● **Task item**
When you find the word "title" in a line of the entries, please copy the whole line.

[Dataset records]
◇ ◇ ◇ ◇ ◇

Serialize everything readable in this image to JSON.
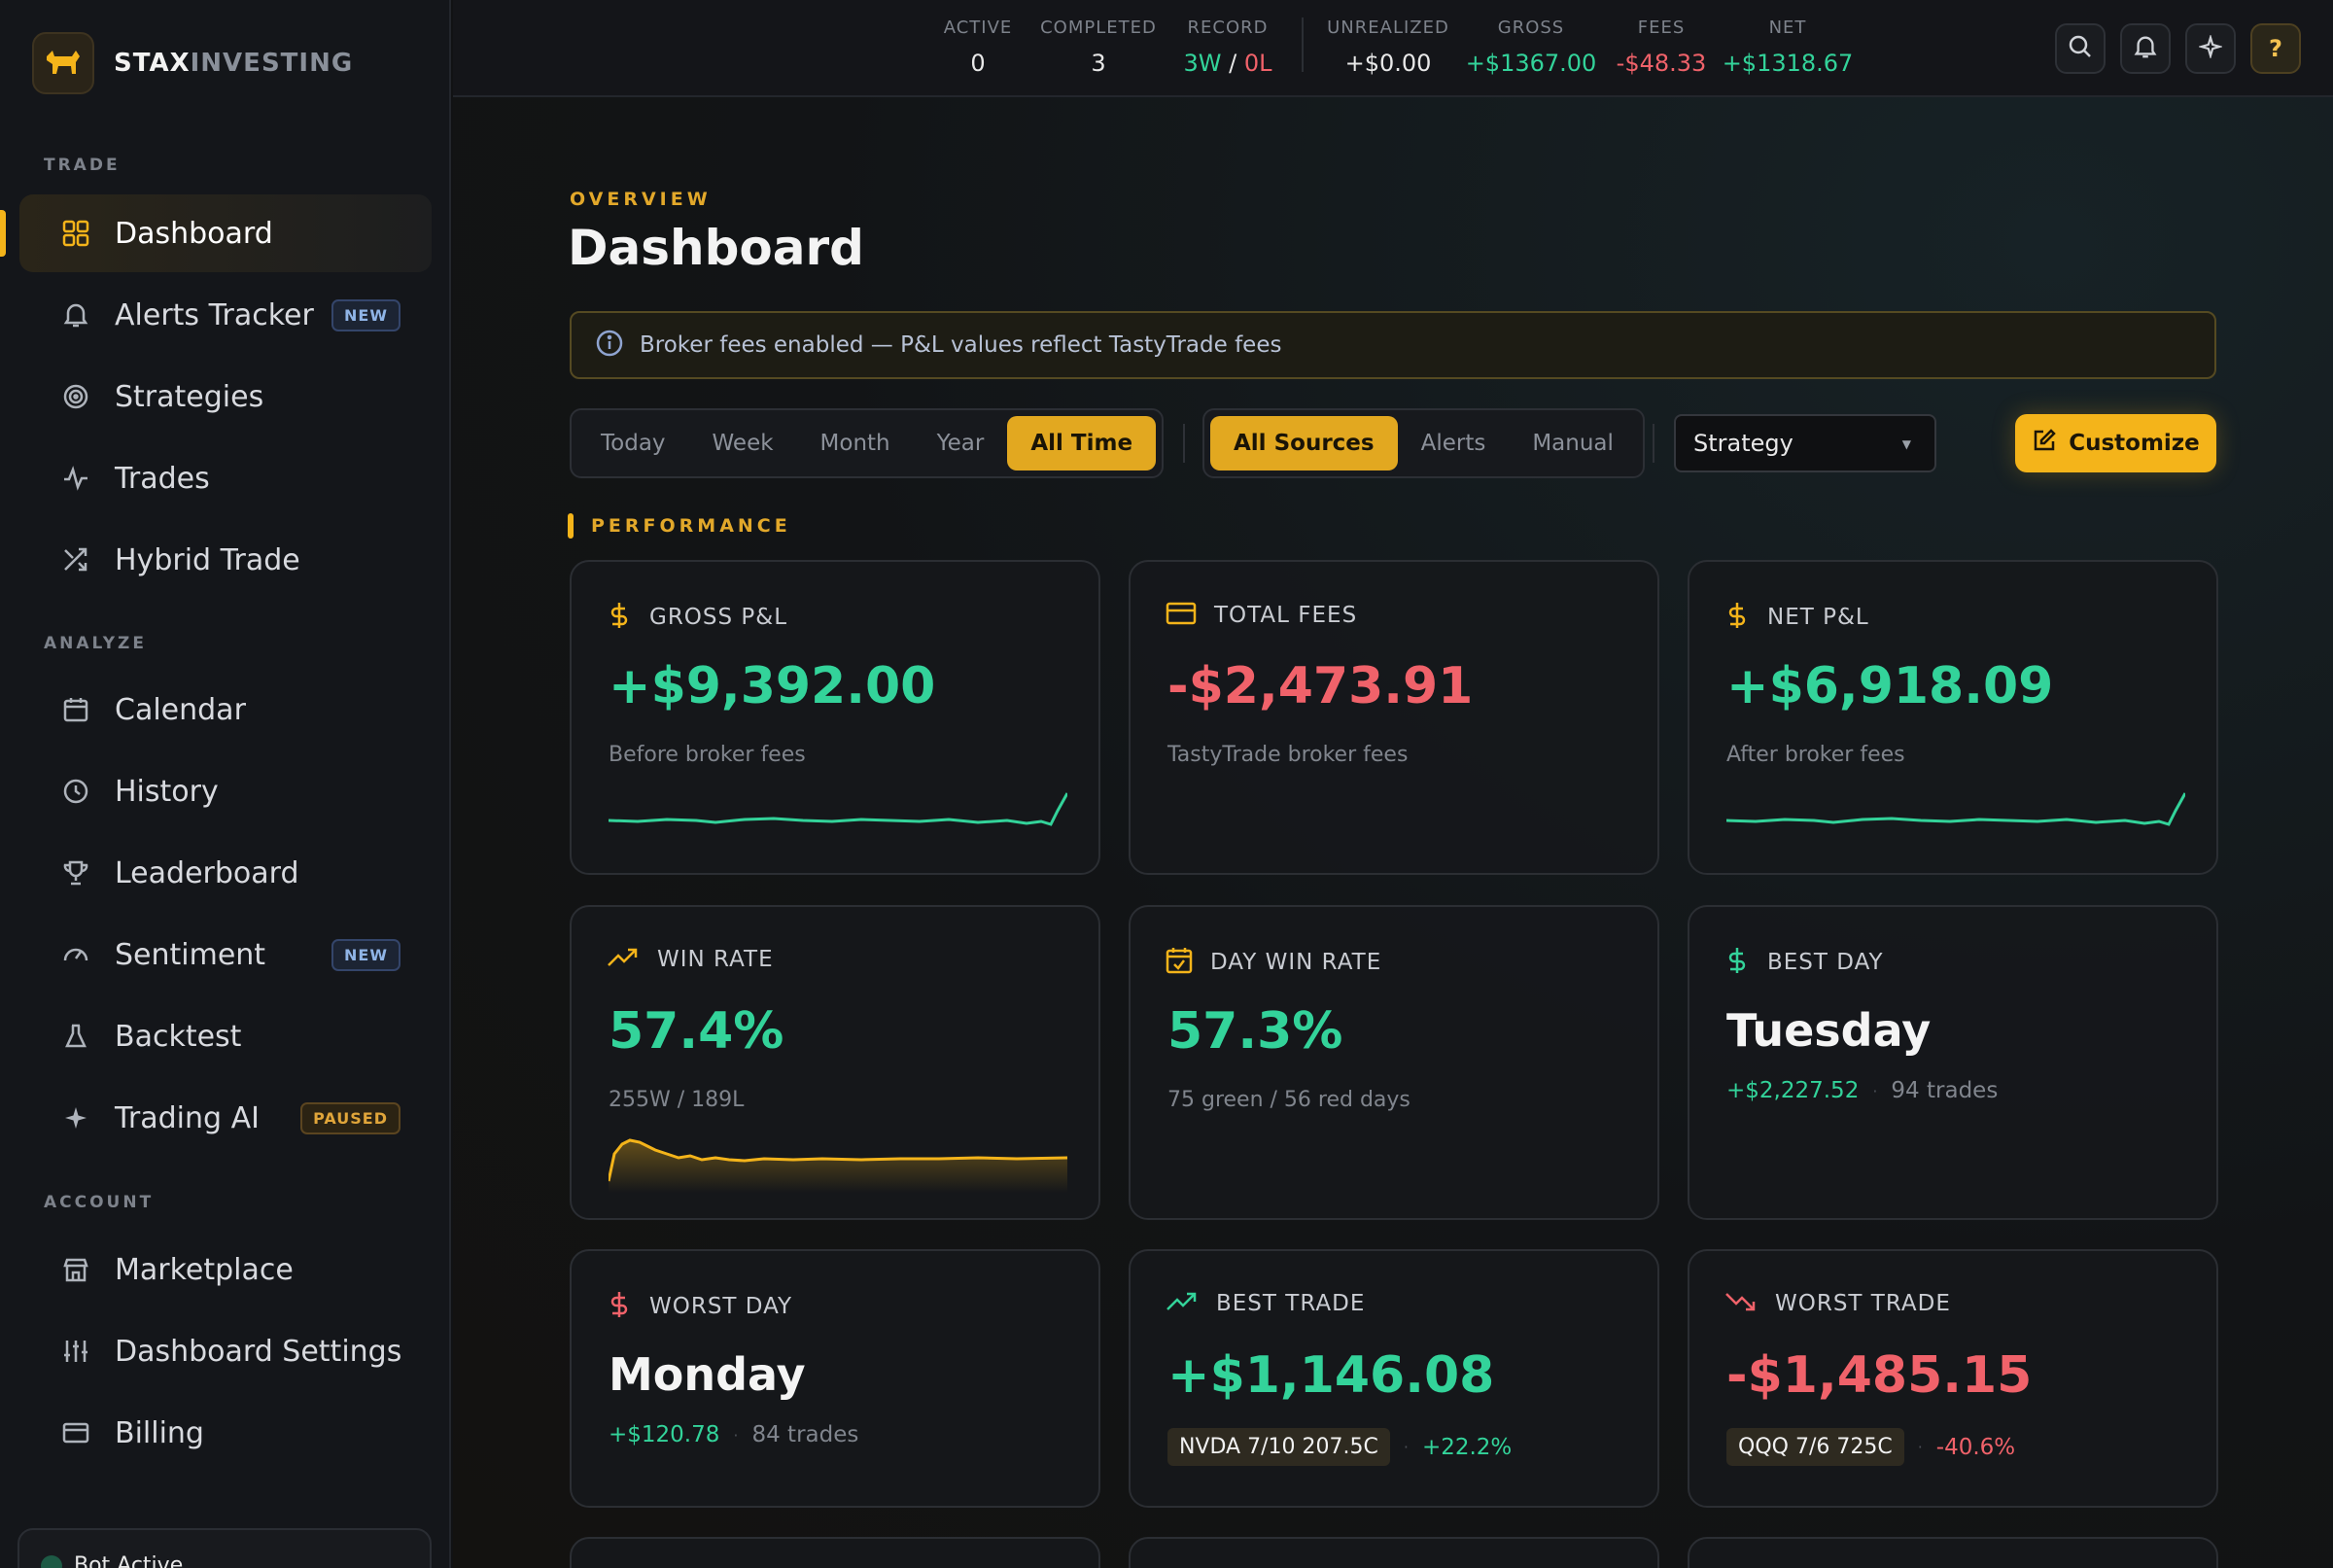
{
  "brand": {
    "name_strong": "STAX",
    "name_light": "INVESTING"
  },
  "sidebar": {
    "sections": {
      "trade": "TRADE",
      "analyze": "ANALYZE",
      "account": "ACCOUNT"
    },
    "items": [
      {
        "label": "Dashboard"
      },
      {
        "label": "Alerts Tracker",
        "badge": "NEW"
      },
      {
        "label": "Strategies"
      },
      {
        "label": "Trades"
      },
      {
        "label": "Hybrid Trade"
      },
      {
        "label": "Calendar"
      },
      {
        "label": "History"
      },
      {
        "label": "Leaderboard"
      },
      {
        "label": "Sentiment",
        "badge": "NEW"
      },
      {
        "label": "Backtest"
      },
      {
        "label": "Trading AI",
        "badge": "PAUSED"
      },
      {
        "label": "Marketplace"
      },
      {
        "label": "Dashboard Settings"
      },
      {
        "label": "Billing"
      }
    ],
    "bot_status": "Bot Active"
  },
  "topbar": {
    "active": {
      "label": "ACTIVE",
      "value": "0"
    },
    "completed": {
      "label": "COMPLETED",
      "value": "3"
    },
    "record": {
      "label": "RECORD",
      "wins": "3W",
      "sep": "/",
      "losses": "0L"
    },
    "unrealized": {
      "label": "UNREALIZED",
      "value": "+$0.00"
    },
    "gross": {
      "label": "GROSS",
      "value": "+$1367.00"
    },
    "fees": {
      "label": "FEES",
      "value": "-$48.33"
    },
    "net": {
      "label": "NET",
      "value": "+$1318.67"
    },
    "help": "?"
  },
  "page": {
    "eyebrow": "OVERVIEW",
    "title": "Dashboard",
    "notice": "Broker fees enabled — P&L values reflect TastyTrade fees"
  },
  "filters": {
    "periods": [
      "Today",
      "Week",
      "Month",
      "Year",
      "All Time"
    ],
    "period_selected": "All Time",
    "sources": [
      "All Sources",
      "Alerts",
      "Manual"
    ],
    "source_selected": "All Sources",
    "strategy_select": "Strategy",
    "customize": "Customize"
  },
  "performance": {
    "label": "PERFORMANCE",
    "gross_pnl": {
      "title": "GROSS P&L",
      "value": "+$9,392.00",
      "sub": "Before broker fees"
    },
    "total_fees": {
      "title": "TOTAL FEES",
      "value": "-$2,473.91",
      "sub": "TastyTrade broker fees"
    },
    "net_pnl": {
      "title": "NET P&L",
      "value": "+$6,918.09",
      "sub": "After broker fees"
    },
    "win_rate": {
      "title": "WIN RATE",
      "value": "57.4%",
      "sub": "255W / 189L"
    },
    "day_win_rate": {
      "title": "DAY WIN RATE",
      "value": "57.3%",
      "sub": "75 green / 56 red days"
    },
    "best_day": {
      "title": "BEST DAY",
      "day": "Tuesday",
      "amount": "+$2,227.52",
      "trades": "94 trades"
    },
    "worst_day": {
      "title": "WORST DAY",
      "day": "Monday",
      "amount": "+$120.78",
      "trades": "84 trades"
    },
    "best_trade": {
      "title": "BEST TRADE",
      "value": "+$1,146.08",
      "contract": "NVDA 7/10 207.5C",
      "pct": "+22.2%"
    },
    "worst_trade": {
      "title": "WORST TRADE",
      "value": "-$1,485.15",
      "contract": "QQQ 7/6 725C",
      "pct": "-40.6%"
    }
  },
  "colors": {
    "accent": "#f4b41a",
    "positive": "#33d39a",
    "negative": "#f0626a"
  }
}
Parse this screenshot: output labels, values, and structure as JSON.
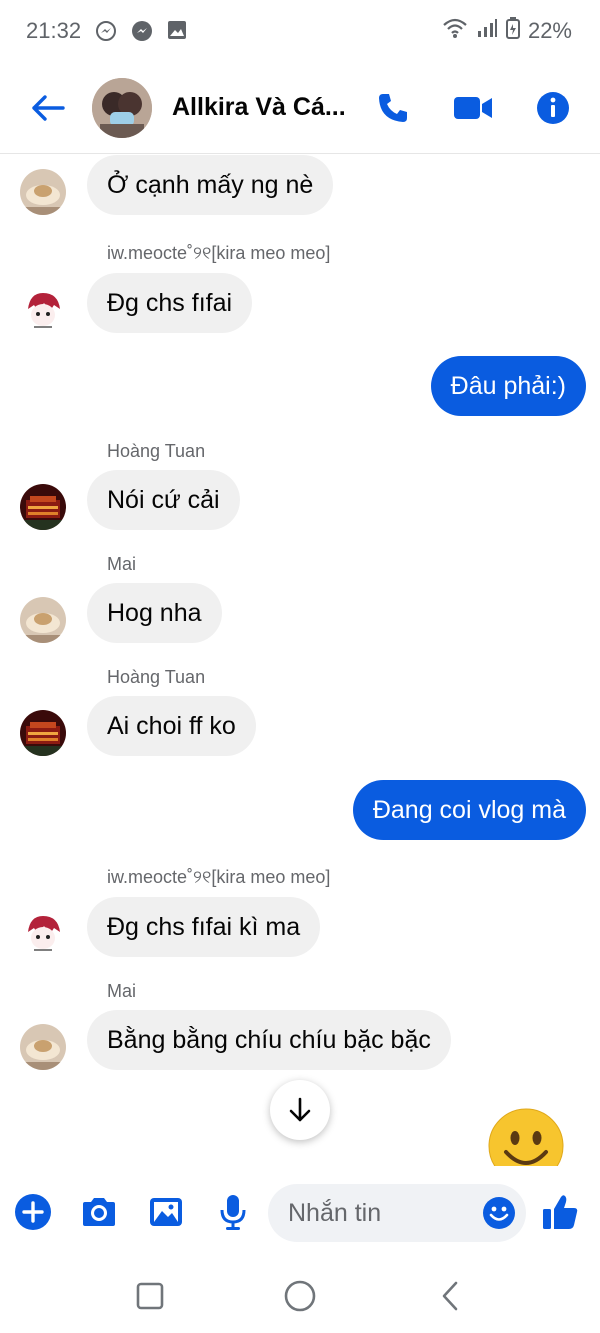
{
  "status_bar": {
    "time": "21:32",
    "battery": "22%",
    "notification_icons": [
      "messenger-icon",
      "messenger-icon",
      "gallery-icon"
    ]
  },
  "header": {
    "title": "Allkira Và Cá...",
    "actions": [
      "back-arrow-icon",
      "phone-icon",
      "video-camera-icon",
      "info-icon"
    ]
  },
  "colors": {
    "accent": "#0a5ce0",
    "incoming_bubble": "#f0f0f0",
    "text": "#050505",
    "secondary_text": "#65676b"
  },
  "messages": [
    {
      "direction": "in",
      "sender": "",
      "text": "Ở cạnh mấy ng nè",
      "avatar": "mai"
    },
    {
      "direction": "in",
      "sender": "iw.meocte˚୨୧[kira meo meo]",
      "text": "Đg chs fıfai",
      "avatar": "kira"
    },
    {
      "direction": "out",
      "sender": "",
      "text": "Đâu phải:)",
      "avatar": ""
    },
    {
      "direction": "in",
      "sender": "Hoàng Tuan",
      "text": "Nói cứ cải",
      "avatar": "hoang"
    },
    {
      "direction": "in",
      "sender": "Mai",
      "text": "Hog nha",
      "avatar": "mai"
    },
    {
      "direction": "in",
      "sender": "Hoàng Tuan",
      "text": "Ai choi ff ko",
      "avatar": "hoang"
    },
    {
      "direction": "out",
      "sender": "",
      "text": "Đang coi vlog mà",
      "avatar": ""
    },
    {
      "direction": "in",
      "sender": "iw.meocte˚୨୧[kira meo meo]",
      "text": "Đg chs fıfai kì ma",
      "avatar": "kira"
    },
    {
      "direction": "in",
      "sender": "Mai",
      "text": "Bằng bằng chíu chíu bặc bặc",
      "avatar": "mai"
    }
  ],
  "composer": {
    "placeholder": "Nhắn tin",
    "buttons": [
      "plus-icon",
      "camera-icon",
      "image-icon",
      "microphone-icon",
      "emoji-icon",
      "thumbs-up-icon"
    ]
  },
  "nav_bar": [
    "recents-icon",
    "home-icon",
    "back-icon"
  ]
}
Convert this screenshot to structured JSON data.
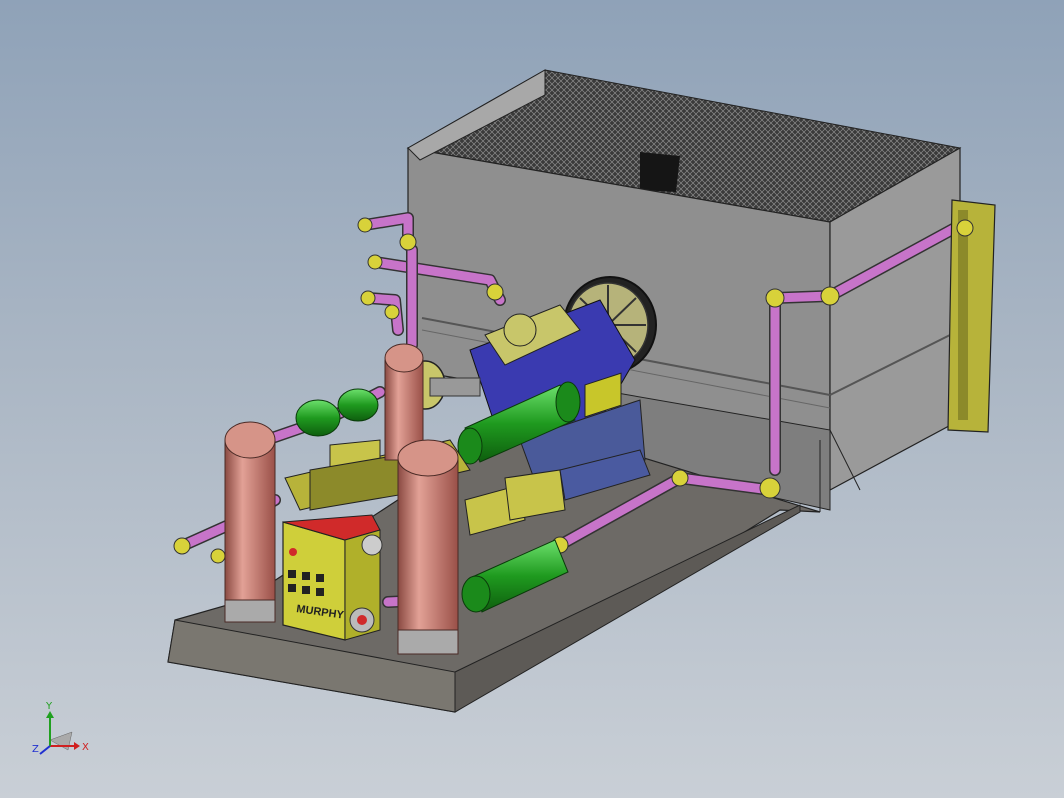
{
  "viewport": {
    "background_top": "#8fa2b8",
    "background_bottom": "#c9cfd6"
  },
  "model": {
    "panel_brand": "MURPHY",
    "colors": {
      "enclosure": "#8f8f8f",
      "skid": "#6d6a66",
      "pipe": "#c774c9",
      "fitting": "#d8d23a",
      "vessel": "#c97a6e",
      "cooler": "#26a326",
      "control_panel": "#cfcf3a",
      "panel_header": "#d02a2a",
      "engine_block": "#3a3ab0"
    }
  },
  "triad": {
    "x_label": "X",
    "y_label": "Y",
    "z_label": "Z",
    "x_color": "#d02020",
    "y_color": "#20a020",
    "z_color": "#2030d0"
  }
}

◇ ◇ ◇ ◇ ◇

● **Written answer**
    "title": "Dashboard",
      "title": "GROSS P&L",
      "title": "TOTAL FEES",
      "title": "NET P&L",
      "title": "WIN RATE",
      "title": "DAY WIN RATE",
      "title": "BEST DAY",
      "title": "WORST DAY",
      "title": "BEST TRADE",
      "title": "WORST TRADE",
    "title": "Allkira Và Cá...",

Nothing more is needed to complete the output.